Joseph CL, Baxa D, Kaljee L, Brar I, Scott C, Dakki H, Lubetsky S, Ezell JM, et al. Communication patterns among juvenile detainees: A high-risk population for transmission of human immunodeficiency virus (HIV) and other sexually transmitted diseases. Journal of Juvenile Justice. 2015 Oct:4(2).
Ezell JM, Peters RM, et al. Association between one-hour oral glucose tolerance test values and delivery mode in non-diabetic, pregnant Black women. Journal of Pregnancy. 2015 May; (Vol 2015).
Ezell JM, Ownby DR, et al. Using a physician panel to estimate food allergy prevalence in a racially diverse longitudinal birth cohort. Annals of Epidemiology. 2014 Jul;24(7):551-53.
Ezell JM, Cassidy-Bushrow AE, et al. Prenatal dog-keeping practices vary by race – Speculations on implications for disparities in childhood health and disease. Ethnicity and Disease. 2014 Feb;24(1):104-09.
Ezell JM, Wegienka G, et al. A cross sectional analysis of pet-specific IgE sensitization and allergic symptomatology and household exposure to pets in a birth cohort study. Journal of Allergy And Asthma Proceedings. 2013 Nov-Dec;34(6):504-10.
Ezell JM, Siantz E, et al. Contours of usual care: Meeting the medical needs of diverse persons with serious mental illness. Journal of Health Care For The Poor And Underserved. 2013 Nov;24(4):1552-73.
Ezell JM, Saltzgaber J, et al. Reconnecting with urban youth enrolled in a randomized controlled trial and overdue for a 12-month follow-up survey. Clinical Trials. 2013 Oct;10(5):775-82.
Joseph CL, Havstad S, Bobbitt K, Woodcroft K, Zoratti EM, Nageotte C, Misiak R, Enberg R, Nicholas
C, Ezell JM, et al. Transforming growth factor beta (TGFβ1) in breast milk and indicators of infant atopy in a birth cohort. Pediatric Allergy and Immunology. 2014 May; 25(3):257–63.
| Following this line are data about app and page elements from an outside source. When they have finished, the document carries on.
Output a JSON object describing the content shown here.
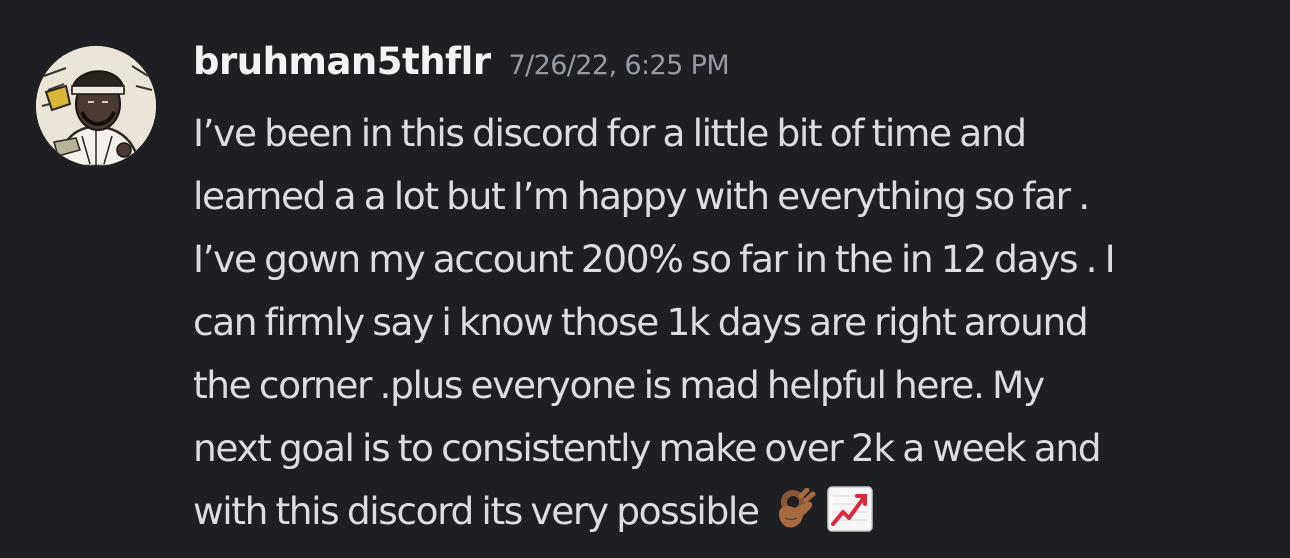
{
  "message": {
    "username": "bruhman5thflr",
    "timestamp": "7/26/22, 6:25 PM",
    "lines": [
      "I’ve been in this discord for a little bit of time and",
      "learned a a lot but I’m happy with everything so far .",
      "I’ve gown my account 200% so far in the in 12 days . I",
      "can firmly say i know those 1k days are right around",
      "the corner .plus everyone is mad helpful here. My",
      "next goal is to consistently make over 2k a week and",
      "with this discord its very possible"
    ],
    "emojis": [
      "ok-hand-emoji",
      "chart-increasing-emoji"
    ]
  },
  "colors": {
    "background": "#1e1f22",
    "username": "#f2f3f5",
    "timestamp": "#949ba4",
    "text": "#dbdee1"
  }
}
Havstad SL, Johnson CC, Zoratti EM, Ezell JM, et al. Tobacco smoke exposure and allergic sensitization in children: A propensity score analysis. Respirology. 2012 Oct;17(7):1068-72.
Cabassa LJ, Ezell JM, et al. Lifestyle interventions for adults with serious mental illness: A systematic literature review. Psychiatric Services. 2010 Aug;61(8):774-82.
AWARDS AND GRANTS
Fulbright Scholarship: Port of Spain, Trinidad (2019-2020)
University of Chicago Social Sciences Division Travel Award
University of Chicago Center for the Study of Race, Politics, and Culture Doctoral Grant
University of Chicago Graduate Council Travel Fund Award
Mansueto Institute for Urban Innovation Kreisman Housing Fellowship
Pozen Center for Human Rights Human Rights Doctoral Fellowship
Duke University Social Networks & Health 2018 Fellowship
Pozen Center for Human Rights Human Rights Doctoral Research Grant
University of Chicago Social Sciences Division Doctoral Fellowship (5-year)
U.S. Office of Personnel Management Presidential Management Fellowship (Declined)
Columbia University Mailman School of Public Health Merit Scholarship
University of Chicago Qualifying Exam for PhD in Sociology – Pass *Plus
Columbia University Master’s Thesis Award: Honorable Mention for “A qualitative assessment of practices, barriers and recommendations around physical healthcare service integration and coordination for individuals with serious mental illness: How do we bridge the quality chasm?” Sponsored by Dr. Bruce Link (Columbia University Mailman School of Public Health, Department of Epidemiology).
University of Michigan University Honors (Academic)